=== PROVIDED DATA ===
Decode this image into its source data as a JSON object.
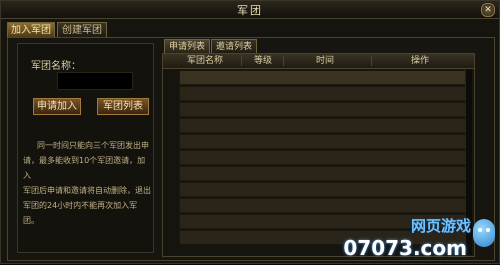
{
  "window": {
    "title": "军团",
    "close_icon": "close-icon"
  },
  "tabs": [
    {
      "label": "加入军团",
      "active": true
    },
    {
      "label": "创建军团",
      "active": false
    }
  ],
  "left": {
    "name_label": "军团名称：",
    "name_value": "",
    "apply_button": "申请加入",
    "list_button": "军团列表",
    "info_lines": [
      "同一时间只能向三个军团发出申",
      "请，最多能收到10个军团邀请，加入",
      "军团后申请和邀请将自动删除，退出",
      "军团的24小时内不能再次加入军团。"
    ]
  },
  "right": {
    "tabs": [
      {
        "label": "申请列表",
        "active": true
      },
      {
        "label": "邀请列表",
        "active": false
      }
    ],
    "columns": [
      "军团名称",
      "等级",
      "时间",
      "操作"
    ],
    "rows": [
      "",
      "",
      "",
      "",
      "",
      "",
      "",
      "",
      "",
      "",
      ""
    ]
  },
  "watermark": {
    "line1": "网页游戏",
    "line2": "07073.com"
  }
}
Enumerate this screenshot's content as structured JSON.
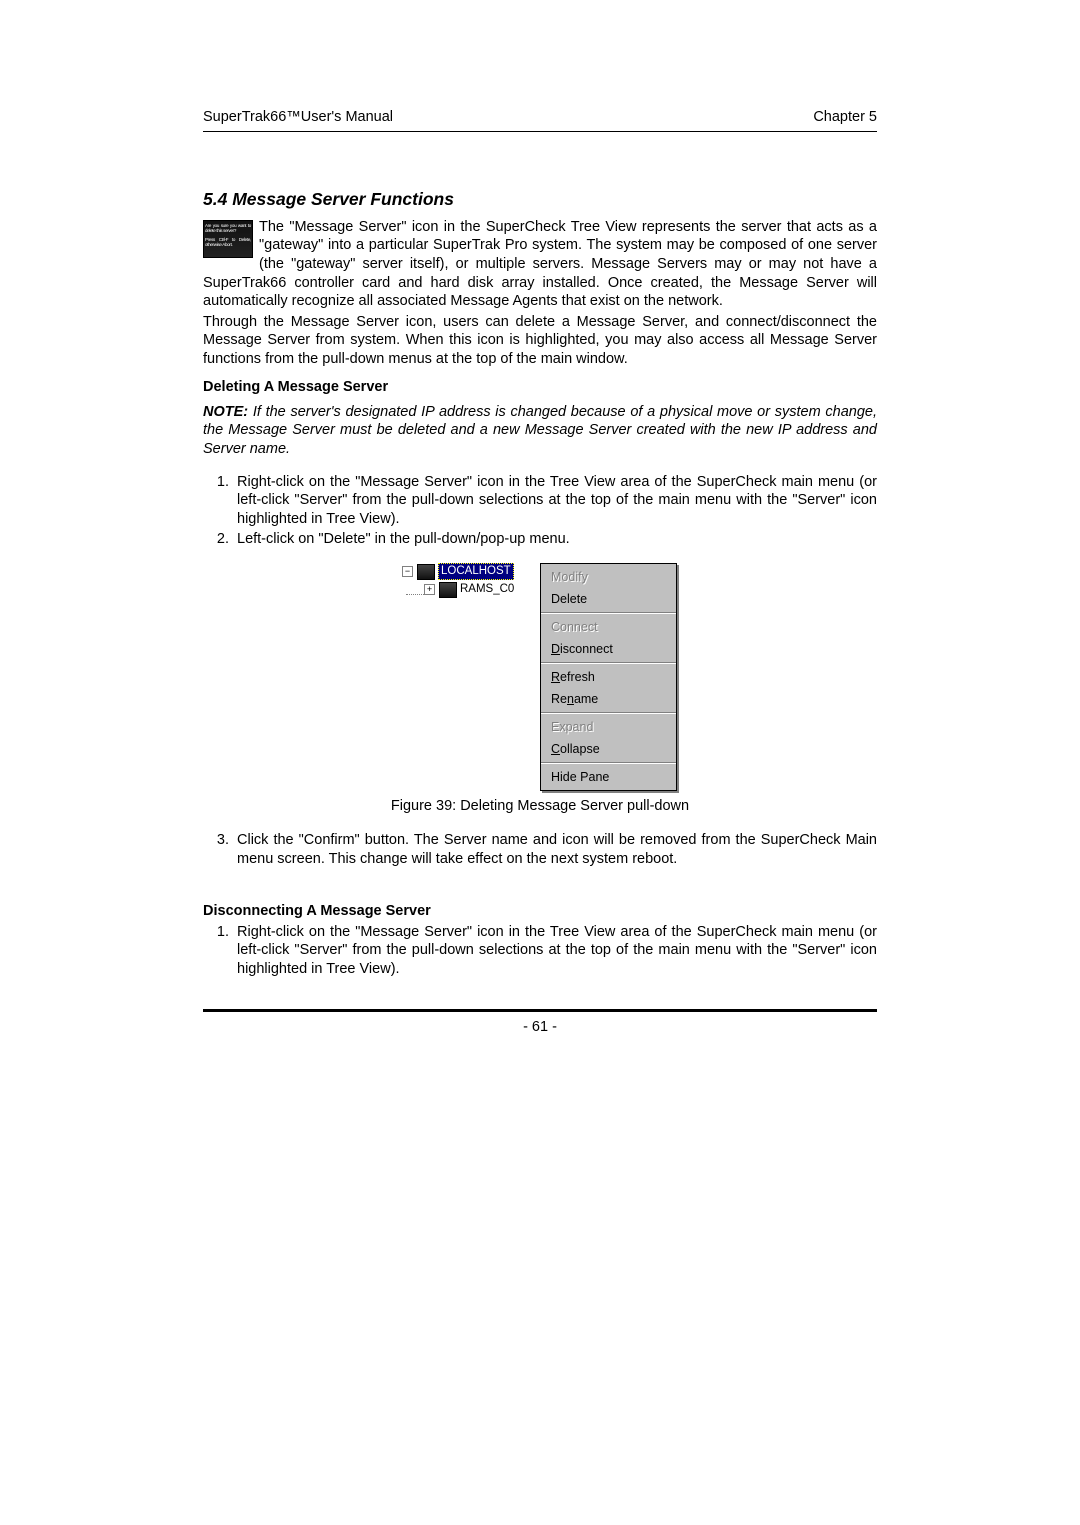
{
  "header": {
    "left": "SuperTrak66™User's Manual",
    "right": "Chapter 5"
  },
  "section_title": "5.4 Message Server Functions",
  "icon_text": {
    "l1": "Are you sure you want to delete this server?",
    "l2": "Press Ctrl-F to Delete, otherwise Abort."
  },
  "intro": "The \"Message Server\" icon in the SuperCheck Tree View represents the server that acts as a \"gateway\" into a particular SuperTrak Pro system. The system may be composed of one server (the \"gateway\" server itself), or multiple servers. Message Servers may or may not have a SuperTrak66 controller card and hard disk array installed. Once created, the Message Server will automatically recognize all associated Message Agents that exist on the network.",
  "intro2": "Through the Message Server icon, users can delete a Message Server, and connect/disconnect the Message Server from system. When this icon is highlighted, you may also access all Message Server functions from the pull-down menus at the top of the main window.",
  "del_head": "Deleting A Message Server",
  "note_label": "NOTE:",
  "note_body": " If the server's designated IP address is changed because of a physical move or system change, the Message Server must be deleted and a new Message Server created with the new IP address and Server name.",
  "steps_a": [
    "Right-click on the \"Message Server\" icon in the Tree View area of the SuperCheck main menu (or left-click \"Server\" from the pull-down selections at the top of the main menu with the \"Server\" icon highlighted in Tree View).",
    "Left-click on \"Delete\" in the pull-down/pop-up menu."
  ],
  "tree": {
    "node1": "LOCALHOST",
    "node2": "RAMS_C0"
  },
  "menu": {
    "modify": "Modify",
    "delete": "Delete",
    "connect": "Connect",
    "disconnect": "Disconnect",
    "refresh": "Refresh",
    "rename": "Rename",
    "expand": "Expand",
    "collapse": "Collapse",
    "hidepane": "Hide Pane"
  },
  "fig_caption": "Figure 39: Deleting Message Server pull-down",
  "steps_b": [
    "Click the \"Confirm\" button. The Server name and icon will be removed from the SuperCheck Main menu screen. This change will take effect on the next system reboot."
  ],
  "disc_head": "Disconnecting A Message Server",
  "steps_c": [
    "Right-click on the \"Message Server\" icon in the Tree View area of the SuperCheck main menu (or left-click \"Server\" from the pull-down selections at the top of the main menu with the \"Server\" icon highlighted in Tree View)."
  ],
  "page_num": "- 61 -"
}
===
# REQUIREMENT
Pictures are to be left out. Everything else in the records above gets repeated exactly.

# EXERCISE RESULT
Decode this image into its source data as a JSON object.
{
  "window": {
    "title": "军团",
    "close_icon": "close-icon"
  },
  "tabs": [
    {
      "label": "加入军团",
      "active": true
    },
    {
      "label": "创建军团",
      "active": false
    }
  ],
  "left": {
    "name_label": "军团名称：",
    "name_value": "",
    "apply_button": "申请加入",
    "list_button": "军团列表",
    "info_lines": [
      "同一时间只能向三个军团发出申",
      "请，最多能收到10个军团邀请，加入",
      "军团后申请和邀请将自动删除，退出",
      "军团的24小时内不能再次加入军团。"
    ]
  },
  "right": {
    "tabs": [
      {
        "label": "申请列表",
        "active": true
      },
      {
        "label": "邀请列表",
        "active": false
      }
    ],
    "columns": [
      "军团名称",
      "等级",
      "时间",
      "操作"
    ],
    "rows": [
      "",
      "",
      "",
      "",
      "",
      "",
      "",
      "",
      "",
      "",
      ""
    ]
  },
  "watermark": {
    "line1": "网页游戏",
    "line2": "07073.com"
  }
}
Enumerate this screenshot's content as structured JSON.
{
  "header": {
    "left": "SuperTrak66™User's Manual",
    "right": "Chapter 5"
  },
  "section_title": "5.4 Message Server Functions",
  "icon_text": {
    "l1": "Are you sure you want to delete this server?",
    "l2": "Press Ctrl-F to Delete, otherwise Abort."
  },
  "intro": "The \"Message Server\" icon in the SuperCheck Tree View represents the server that acts as a \"gateway\" into a particular SuperTrak Pro system. The system may be composed of one server (the \"gateway\" server itself), or multiple servers. Message Servers may or may not have a SuperTrak66 controller card and hard disk array installed. Once created, the Message Server will automatically recognize all associated Message Agents that exist on the network.",
  "intro2": "Through the Message Server icon, users can delete a Message Server, and connect/disconnect the Message Server from system. When this icon is highlighted, you may also access all Message Server functions from the pull-down menus at the top of the main window.",
  "del_head": "Deleting A Message Server",
  "note_label": "NOTE:",
  "note_body": " If the server's designated IP address is changed because of a physical move or system change, the Message Server must be deleted and a new Message Server created with the new IP address and Server name.",
  "steps_a": [
    "Right-click on the \"Message Server\" icon in the Tree View area of the SuperCheck main menu (or left-click \"Server\" from the pull-down selections at the top of the main menu with the \"Server\" icon highlighted in Tree View).",
    "Left-click on \"Delete\" in the pull-down/pop-up menu."
  ],
  "tree": {
    "node1": "LOCALHOST",
    "node2": "RAMS_C0"
  },
  "menu": {
    "modify": "Modify",
    "delete": "Delete",
    "connect": "Connect",
    "disconnect": "Disconnect",
    "refresh": "Refresh",
    "rename": "Rename",
    "expand": "Expand",
    "collapse": "Collapse",
    "hidepane": "Hide Pane"
  },
  "fig_caption": "Figure 39: Deleting Message Server pull-down",
  "steps_b": [
    "Click the \"Confirm\" button. The Server name and icon will be removed from the SuperCheck Main menu screen. This change will take effect on the next system reboot."
  ],
  "disc_head": "Disconnecting A Message Server",
  "steps_c": [
    "Right-click on the \"Message Server\" icon in the Tree View area of the SuperCheck main menu (or left-click \"Server\" from the pull-down selections at the top of the main menu with the \"Server\" icon highlighted in Tree View)."
  ],
  "page_num": "- 61 -"
}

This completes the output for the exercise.